der TU Braunschweig, AG Rustenbeck
The scientific interest of our group is directed towards the mechanisms which shape the biphasic kinetic of insulin secretion. The biphasic kinetic is regarded as indispensable for the maintenance of the glucose homeostasis of the organism. The diminution or even loss of the first phase secretion in response to a glucose challenge is the hallmark of the transition from impaired glucose tolerance to overt type 2 diabetes. There are two theoretical models to explain the biphasic nature. One postulates a sequence of different compartments which shape secretion kinetics, whereas the second one postulates the interaction of stimulatory and inhibitory signals. Currently, a derivative of the compartmental model is predominant, in which the role of the compartments is played by different pools of secretory granules which become differentially activated by a set of plasma membrane ion channels. New live cell imaging techniques for the visualisation of secretory granules and the growing perception that signals circumventing plasma membrane depolarisation are involved in early secretion events have put this "pool size hypothesis" into question. The pathophysiological perspective of our work is to clarify which events lead to the loss of the first phase and the pharmacological perspective is the reconstruction of the first phase by a beta cell-directed therapy.

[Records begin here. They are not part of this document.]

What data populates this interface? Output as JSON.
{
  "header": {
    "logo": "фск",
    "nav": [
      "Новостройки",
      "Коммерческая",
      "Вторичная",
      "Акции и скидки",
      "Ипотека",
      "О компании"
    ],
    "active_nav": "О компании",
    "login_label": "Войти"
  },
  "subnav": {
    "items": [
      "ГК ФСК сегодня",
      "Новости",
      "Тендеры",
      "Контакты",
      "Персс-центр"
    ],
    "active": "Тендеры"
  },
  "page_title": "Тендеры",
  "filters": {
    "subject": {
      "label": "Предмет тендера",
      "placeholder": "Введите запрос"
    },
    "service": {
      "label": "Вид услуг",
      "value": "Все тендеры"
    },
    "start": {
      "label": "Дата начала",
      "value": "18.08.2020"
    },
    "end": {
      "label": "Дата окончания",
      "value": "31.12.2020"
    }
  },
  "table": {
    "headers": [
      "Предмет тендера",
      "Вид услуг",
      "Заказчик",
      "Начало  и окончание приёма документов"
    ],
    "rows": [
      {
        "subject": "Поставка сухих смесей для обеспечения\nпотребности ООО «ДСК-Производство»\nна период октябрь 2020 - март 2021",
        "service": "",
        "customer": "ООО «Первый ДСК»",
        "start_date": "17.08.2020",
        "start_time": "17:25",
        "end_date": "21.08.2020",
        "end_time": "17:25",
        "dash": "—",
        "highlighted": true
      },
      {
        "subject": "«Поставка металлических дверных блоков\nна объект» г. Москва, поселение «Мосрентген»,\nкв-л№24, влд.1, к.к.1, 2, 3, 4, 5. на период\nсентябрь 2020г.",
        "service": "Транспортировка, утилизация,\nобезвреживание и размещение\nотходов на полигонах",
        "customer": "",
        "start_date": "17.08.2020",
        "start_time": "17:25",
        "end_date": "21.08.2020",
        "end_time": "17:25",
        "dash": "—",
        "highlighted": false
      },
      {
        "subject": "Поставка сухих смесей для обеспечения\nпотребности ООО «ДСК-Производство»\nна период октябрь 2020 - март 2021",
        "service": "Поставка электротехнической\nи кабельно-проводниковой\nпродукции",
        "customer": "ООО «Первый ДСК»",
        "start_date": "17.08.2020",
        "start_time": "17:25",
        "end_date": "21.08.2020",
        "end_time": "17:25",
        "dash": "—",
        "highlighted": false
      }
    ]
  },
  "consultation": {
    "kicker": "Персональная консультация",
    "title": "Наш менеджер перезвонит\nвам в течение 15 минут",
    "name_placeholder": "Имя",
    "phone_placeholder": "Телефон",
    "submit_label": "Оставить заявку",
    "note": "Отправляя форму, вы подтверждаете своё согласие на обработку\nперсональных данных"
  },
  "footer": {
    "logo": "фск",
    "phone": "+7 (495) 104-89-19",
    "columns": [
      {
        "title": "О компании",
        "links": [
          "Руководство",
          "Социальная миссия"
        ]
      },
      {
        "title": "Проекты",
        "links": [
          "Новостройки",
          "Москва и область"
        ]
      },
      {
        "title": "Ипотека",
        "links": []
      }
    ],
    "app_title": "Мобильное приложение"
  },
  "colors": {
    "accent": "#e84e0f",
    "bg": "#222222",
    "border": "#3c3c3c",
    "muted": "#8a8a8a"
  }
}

Our experimental approach is based on the perifusion of isolated pancreatic islets and primary beta cells to register the consequences of experimental manipulations on insulin secretion and putative signalling compounds. By stimulating the islets or beta cells in a closely comparable manner in a variety of measuring stands we intend to create an encompassing view of the intracellular events underlying the kinetics of insulin secretion. Thus the batch perifusion of pancreatic islets (freshly isolated or cultured) to determine the insulin content in the fractionated effluate (by ELISA) is the starting point. The plasma membrane potential, whole cell currents and KATP channel currents can be registered by two electrophysiological stands. One is for work with single cells, the other one with an upright microscope for work on islets within vital pancreatic slices. Two epifluorescence microscopes can be used for conventional live cell measurements. One is equipped with a cooled CCD camera and coupled to a fraction collector to enable simultaneous determination of cytosolic calcium and insulin secretion. The other one is used for multiparameter measurements of mitochondrial function (NAD(P)H- and FAD autofluorescence, TMRE fluorescence for the mitochondrial membrane potential). Endpoint measurement of ATP, ADP and AMP complete the assessment of beta cell energy metabolism. Finally, an objective-based TIRF-microscope with a thermostated hood and an integrated perifusion system permits the visualization of submembrane secretory granule mobility and fusion. An observer-independent quantification is achieved by an in-house developed program. Standard molecular biology techniques are employed to generate fluorescent fusion proteins as granule labels.